When Your Child Has a Headache
Kids and Migraines
A Migraine Pioneer continued...
"My dad has done more to open doors for migraine patients -- for all patients with headaches -- in getting proper diagnosis and treatment," she says. "He took criticism for quite a few years. He went out on a limb, said this is something real, and patients need to be respected."
The problem was, "we didn't have effective treatments," she says. "When doctors don't have effective treatments, they make it the patient's fault. They say quit your job -- you'll be OK if you have less stress in your life -- instead of recognizing it as a genetic disorder that creates disability."
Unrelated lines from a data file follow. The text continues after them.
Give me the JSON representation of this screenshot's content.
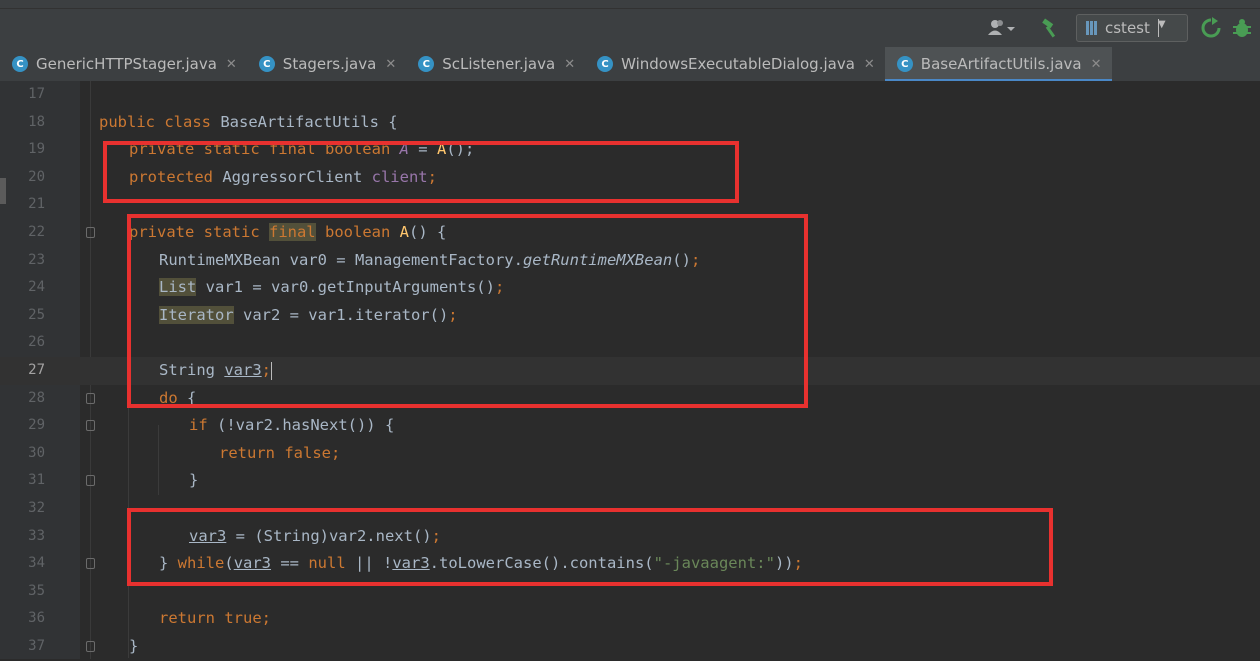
{
  "toolbar": {
    "run_config": "cstest"
  },
  "tabs": [
    {
      "label": "GenericHTTPStager.java",
      "active": false
    },
    {
      "label": "Stagers.java",
      "active": false
    },
    {
      "label": "ScListener.java",
      "active": false
    },
    {
      "label": "WindowsExecutableDialog.java",
      "active": false
    },
    {
      "label": "BaseArtifactUtils.java",
      "active": true
    }
  ],
  "icons": {
    "tab_class": "C",
    "tab_close": "✕"
  },
  "editor": {
    "line_numbers": [
      "17",
      "18",
      "19",
      "20",
      "21",
      "22",
      "23",
      "24",
      "25",
      "26",
      "27",
      "28",
      "29",
      "30",
      "31",
      "32",
      "33",
      "34",
      "35",
      "36",
      "37"
    ],
    "current_line": "27",
    "code": {
      "l18": {
        "kw": "public class ",
        "name": "BaseArtifactUtils",
        "rest": " {"
      },
      "l19": {
        "kw": "private static final boolean ",
        "fld": "A",
        "eq": " = ",
        "mth": "A",
        "rest": "();"
      },
      "l20": {
        "kw": "protected ",
        "type": "AggressorClient ",
        "fld": "client",
        "semi": ";"
      },
      "l22": {
        "kw1": "private static ",
        "kw2": "final",
        "kw3": " boolean ",
        "mth": "A",
        "rest": "() {"
      },
      "l23": {
        "a": "RuntimeMXBean var0 = ManagementFactory.",
        "b": "getRuntimeMXBean",
        "c": "()",
        "semi": ";"
      },
      "l24": {
        "a": "List",
        "b": " var1 = var0.getInputArguments()",
        "semi": ";"
      },
      "l25": {
        "a": "Iterator",
        "b": " var2 = var1.iterator()",
        "semi": ";"
      },
      "l27": {
        "a": "String ",
        "b": "var3",
        "semi": ";"
      },
      "l28": {
        "kw": "do ",
        "rest": "{"
      },
      "l29": {
        "kw": "if ",
        "rest": "(!var2.hasNext()) {"
      },
      "l30": {
        "kw": "return false",
        "semi": ";"
      },
      "l31": {
        "rest": "}"
      },
      "l33": {
        "a": "var3",
        "b": " = (String)var2.next()",
        "semi": ";"
      },
      "l34": {
        "a": "} ",
        "kw": "while",
        "b": "(",
        "v1": "var3",
        "c": " == ",
        "nul": "null",
        "d": " || !",
        "v2": "var3",
        "e": ".toLowerCase().contains(",
        "str": "\"-javaagent:\"",
        "f": "))",
        "semi": ";"
      },
      "l36": {
        "kw": "return true",
        "semi": ";"
      },
      "l37": {
        "rest": "}"
      }
    }
  }
}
Truth is, migraine is a hereditary disease; if one parent has migraines, the children each have a 50% chance having them. And if both parents suffer, a child has 75% likelihood. While gene therapy has not been developed for migraine, there are some "marvelous migraine medications," Diamond tells WebMD.
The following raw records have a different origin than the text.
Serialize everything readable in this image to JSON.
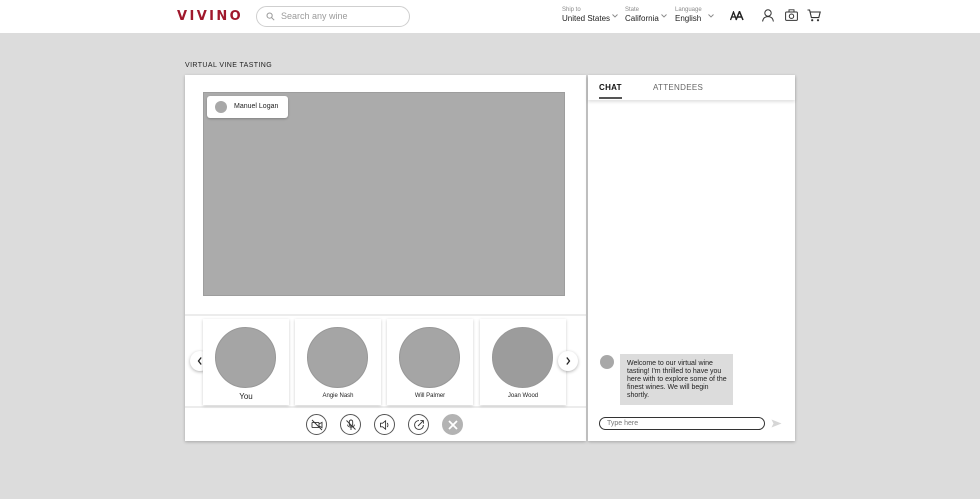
{
  "header": {
    "logo": "VIVINO",
    "search_placeholder": "Search any wine",
    "ship_to": {
      "label": "Ship to",
      "value": "United States"
    },
    "state": {
      "label": "State",
      "value": "California"
    },
    "language": {
      "label": "Language",
      "value": "English"
    },
    "icons": [
      "text-size-icon",
      "user-icon",
      "camera-icon",
      "cart-icon"
    ]
  },
  "page": {
    "title": "VIRTUAL VINE TASTING"
  },
  "video": {
    "presenter_name": "Manuel Logan"
  },
  "participants": [
    {
      "name": "You"
    },
    {
      "name": "Angie Nash"
    },
    {
      "name": "Will Palmer"
    },
    {
      "name": "Joan Wood"
    }
  ],
  "controls": [
    "video-off-icon",
    "mic-off-icon",
    "speaker-icon",
    "share-icon",
    "end-call-icon"
  ],
  "chat": {
    "tabs": [
      {
        "label": "CHAT",
        "active": true
      },
      {
        "label": "ATTENDEES",
        "active": false
      }
    ],
    "messages": [
      {
        "text": "Welcome to our virtual wine tasting! I'm thrilled to have you here with to explore some of the finest wines. We will begin shortly."
      }
    ],
    "input_placeholder": "Type here"
  },
  "colors": {
    "brand": "#a0182c",
    "background": "#dcdcdc"
  }
}
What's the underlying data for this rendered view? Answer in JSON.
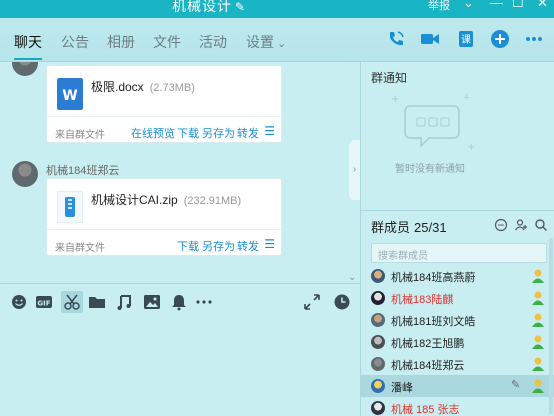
{
  "window": {
    "title": "机械设计",
    "report_label": "举报",
    "controls": [
      "⌄",
      "—",
      "☐",
      "✕"
    ]
  },
  "nav": {
    "tabs": [
      "聊天",
      "公告",
      "相册",
      "文件",
      "活动",
      "设置"
    ],
    "active_tab": "聊天",
    "accent": "#1aa6c7"
  },
  "chat": {
    "messages": [
      {
        "sender": "",
        "file_name": "极限.docx",
        "file_size": "(2.73MB)",
        "file_type": "word",
        "source": "来自群文件",
        "actions": [
          "在线预览",
          "下载",
          "另存为",
          "转发"
        ]
      },
      {
        "sender": "机械184班郑云",
        "file_name": "机械设计CAI.zip",
        "file_size": "(232.91MB)",
        "file_type": "zip",
        "source": "来自群文件",
        "actions": [
          "下载",
          "另存为",
          "转发"
        ]
      }
    ]
  },
  "toolbar": {
    "icons": [
      "emoji-icon",
      "gif-icon",
      "scissors-icon",
      "folder-icon",
      "music-icon",
      "image-icon",
      "bell-icon",
      "more-icon",
      "expand-icon",
      "history-icon"
    ]
  },
  "notice": {
    "title": "群通知",
    "empty_text": "暂时没有新通知"
  },
  "members": {
    "title": "群成员",
    "count": "25/31",
    "search_placeholder": "搜索群成员",
    "list": [
      {
        "name": "机械184班高燕蔚",
        "red": false,
        "role": "member"
      },
      {
        "name": "机械183陆麒",
        "red": true,
        "role": "member"
      },
      {
        "name": "机械181班刘文皓",
        "red": false,
        "role": "member"
      },
      {
        "name": "机械182王旭鹏",
        "red": false,
        "role": "member"
      },
      {
        "name": "机械184班郑云",
        "red": false,
        "role": "member"
      },
      {
        "name": "潘峰",
        "red": false,
        "role": "member",
        "highlight": true
      },
      {
        "name": "机械  185   张志",
        "red": true,
        "role": "member"
      }
    ]
  }
}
Does Your Child Have Migraines?
Toddlers -- even babies - can develop migraines.
"Parents look back, they realize there were symptoms," Diamond says. "But it's not until a child learns to talk -- at age 3 or 4 -- that they can express that their head hurts."
Chronic headaches restrict an adult's lifestyle -- socializing, working, eating, sleeping, sex -- causing anxiety and depression. But in children, chronic pain has more far-reaching effects on personality and skill development, he says.
"Kids don't understand what is going on, they don't know what to tell people about it," Diamond tells WebMD. "Migraine can cause depression, withdrawal, psychological problems in children."
Since headaches can develop into a chronic problem, they should be attacked medically early in life, he says. Your child may not have to take medication. "Things can be done with and without medicine," says Diamond.
Head pain in children under age 10 is likely migraine or an organic disease -- like a brain tumor, he says.
"Nobody should slight or minimize the symptoms of a child under 10 years old who complains of headache," he says, adding one caveat: "If someone in the family complains of headaches all the time, the child is probably mimicking them."